A Mexico civil death registration record confirms that great-aunt Celedenia Robledo died at just 18 months of age, one year prior to the family immigrated to the U.S. She is the older sister that my grandfather never knew.
A few weeks ago, while strategically perusing through Mexico Civil Birth Registrations for as-yet-unfound birth records for the two children born to my great-grandparents when the family still lived in Mexico, I made an unexpected discovery. I came across the birth registration for a third child born in Mexico–a daughter named Celedenia Robledo.
Taking a closer look at the lifestyle of the pre-revolution Mexican landed class to which my ancestors allegedly belonged before having to flee and start a new life in the United States.
Photos and videos of Villa Hidalgo and San José parish, in the state of San Luis Potosí, Mexico. This is where my 2nd great-grandparents, Refugio Nieto and Aurelia Compean, married n 1883.
An English translation written by my Spanish-fluent father helps me better interpret the genealogical information contained in the 1883 Mexico Catholic church pre-marriage investigation record for my 2nd great grandparents, Refugio Nieto and Aurelia Compean.
A brief profile of my grandfather’s younger brother, Joe Robledo, Jr., and his service during World War II. Nineteen years after making the U.S. their new home, my immigrant great-grandparents now had multiple sons in the war.
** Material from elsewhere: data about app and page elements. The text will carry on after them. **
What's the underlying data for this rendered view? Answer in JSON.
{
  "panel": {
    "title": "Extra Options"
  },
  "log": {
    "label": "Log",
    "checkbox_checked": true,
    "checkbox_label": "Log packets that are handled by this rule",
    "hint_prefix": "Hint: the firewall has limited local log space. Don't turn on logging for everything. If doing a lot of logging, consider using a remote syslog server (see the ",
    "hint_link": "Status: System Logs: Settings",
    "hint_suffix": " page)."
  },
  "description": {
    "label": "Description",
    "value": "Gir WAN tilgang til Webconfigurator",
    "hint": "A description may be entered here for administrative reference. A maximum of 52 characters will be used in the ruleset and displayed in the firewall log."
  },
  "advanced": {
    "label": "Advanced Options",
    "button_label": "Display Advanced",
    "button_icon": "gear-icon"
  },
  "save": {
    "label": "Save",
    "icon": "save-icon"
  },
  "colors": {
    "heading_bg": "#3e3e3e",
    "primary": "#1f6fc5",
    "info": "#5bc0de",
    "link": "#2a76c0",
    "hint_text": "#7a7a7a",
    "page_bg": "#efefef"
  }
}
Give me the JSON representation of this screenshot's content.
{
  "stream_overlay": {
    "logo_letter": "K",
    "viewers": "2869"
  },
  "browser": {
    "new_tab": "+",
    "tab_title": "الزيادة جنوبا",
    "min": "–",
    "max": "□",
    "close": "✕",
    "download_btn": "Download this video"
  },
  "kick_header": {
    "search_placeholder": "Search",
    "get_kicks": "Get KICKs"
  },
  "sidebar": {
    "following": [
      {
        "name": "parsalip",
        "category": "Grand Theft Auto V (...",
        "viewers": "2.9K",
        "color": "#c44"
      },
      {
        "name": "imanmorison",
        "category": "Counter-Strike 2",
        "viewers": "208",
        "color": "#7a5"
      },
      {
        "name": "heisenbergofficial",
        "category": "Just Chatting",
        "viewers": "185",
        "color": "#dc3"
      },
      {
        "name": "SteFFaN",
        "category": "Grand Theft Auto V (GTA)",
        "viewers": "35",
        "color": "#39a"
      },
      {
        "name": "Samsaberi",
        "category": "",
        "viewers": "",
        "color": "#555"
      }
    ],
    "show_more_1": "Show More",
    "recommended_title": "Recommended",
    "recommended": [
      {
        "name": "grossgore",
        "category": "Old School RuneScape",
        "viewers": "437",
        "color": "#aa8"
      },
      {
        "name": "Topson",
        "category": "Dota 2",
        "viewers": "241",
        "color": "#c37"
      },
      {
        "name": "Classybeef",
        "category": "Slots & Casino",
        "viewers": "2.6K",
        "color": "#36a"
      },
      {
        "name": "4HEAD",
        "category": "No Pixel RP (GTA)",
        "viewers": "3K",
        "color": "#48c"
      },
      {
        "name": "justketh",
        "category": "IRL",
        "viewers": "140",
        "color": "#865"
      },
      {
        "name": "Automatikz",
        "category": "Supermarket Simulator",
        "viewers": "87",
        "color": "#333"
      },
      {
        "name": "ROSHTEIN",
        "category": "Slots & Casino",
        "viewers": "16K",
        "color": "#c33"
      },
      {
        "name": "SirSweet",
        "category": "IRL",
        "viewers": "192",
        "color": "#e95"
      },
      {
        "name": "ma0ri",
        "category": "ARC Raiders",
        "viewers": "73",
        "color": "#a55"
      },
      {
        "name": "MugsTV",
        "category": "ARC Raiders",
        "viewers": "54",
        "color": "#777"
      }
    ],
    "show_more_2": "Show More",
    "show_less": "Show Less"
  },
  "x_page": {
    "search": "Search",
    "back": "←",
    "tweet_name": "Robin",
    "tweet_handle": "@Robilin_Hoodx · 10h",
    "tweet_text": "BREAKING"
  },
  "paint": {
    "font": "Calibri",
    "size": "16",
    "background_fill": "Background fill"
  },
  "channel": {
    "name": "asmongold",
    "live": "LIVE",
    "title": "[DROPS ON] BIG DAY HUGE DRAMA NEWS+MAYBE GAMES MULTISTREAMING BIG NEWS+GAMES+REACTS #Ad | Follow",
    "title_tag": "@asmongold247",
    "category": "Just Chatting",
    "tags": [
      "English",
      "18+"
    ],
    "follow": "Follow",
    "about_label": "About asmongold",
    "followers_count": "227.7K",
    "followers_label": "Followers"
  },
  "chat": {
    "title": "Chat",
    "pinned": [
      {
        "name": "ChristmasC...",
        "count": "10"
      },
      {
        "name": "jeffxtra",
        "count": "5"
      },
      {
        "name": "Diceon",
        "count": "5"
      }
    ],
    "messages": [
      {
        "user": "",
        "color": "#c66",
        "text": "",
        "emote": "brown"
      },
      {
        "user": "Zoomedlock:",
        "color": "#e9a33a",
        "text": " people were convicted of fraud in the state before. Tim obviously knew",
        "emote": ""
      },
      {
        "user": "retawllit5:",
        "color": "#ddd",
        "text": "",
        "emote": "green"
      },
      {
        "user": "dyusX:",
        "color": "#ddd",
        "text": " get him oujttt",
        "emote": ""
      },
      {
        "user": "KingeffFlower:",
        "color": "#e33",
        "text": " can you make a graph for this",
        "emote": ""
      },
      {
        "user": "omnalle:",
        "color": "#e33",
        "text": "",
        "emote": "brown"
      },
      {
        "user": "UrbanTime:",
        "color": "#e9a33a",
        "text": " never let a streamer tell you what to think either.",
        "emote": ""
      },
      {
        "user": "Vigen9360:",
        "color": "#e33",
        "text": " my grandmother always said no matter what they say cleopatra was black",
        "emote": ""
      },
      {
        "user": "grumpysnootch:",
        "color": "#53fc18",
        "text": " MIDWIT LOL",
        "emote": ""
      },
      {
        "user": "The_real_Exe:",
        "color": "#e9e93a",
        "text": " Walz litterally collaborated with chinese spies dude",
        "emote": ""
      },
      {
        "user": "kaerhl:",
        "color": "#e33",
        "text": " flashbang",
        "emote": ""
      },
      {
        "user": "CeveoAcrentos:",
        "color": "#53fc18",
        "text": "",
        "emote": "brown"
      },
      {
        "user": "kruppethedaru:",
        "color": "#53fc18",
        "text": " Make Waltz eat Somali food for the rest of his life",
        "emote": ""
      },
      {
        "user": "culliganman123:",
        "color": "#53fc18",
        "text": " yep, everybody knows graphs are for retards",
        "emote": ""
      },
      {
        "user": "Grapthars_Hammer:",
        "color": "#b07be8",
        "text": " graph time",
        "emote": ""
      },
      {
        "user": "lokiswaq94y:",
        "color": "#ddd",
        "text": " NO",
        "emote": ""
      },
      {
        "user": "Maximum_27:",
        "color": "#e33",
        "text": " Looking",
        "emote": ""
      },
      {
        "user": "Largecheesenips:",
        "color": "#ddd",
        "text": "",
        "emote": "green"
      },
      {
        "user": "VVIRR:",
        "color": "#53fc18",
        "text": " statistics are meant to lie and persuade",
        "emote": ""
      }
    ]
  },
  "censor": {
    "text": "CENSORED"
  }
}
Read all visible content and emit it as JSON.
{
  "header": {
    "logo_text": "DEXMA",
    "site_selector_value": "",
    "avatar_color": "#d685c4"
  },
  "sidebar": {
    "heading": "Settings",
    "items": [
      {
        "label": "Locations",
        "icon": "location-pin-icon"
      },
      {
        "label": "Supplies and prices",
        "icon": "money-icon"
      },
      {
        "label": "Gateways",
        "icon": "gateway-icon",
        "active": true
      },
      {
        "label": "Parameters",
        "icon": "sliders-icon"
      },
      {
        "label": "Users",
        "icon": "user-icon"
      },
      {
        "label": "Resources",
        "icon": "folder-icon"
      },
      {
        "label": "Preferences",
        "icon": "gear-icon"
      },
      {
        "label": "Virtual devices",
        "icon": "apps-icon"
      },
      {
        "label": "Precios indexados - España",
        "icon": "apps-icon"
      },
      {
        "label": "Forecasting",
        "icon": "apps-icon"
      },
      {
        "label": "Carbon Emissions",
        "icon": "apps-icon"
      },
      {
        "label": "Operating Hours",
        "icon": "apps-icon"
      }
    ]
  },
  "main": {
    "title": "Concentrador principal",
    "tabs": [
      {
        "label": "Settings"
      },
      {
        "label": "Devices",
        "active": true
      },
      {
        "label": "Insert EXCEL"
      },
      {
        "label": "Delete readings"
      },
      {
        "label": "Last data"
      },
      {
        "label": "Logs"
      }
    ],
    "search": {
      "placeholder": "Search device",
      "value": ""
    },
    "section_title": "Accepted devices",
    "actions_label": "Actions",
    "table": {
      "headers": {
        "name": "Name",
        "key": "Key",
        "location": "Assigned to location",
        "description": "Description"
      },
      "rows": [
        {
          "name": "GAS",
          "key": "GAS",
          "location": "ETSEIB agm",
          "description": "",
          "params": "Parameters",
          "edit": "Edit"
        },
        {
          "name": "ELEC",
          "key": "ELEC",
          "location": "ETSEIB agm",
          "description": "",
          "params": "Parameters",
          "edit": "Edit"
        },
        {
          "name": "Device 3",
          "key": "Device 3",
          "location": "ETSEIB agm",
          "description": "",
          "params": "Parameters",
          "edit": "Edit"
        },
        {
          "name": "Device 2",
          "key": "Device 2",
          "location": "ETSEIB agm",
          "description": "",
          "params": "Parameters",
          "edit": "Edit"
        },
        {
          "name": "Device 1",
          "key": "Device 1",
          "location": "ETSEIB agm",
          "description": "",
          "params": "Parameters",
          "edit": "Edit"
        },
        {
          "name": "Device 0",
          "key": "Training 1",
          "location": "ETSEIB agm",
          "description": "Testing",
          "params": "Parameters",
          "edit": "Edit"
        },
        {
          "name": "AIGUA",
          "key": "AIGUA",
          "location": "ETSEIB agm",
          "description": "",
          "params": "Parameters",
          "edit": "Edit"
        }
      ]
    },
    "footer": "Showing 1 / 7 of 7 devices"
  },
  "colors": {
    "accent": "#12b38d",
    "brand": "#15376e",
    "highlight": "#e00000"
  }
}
The recent discovery of the last of the border crossing records for my paternal grandfather’s immediate family has prompted me to try to solve a similar mystery about his grandmother Aurelia, whose border record indicates she immigrated alone in 1919. There is just no way my 55 year old non-English-speaking 2nd great grandmother crossed into a new country and traveled from Texas to California by herself.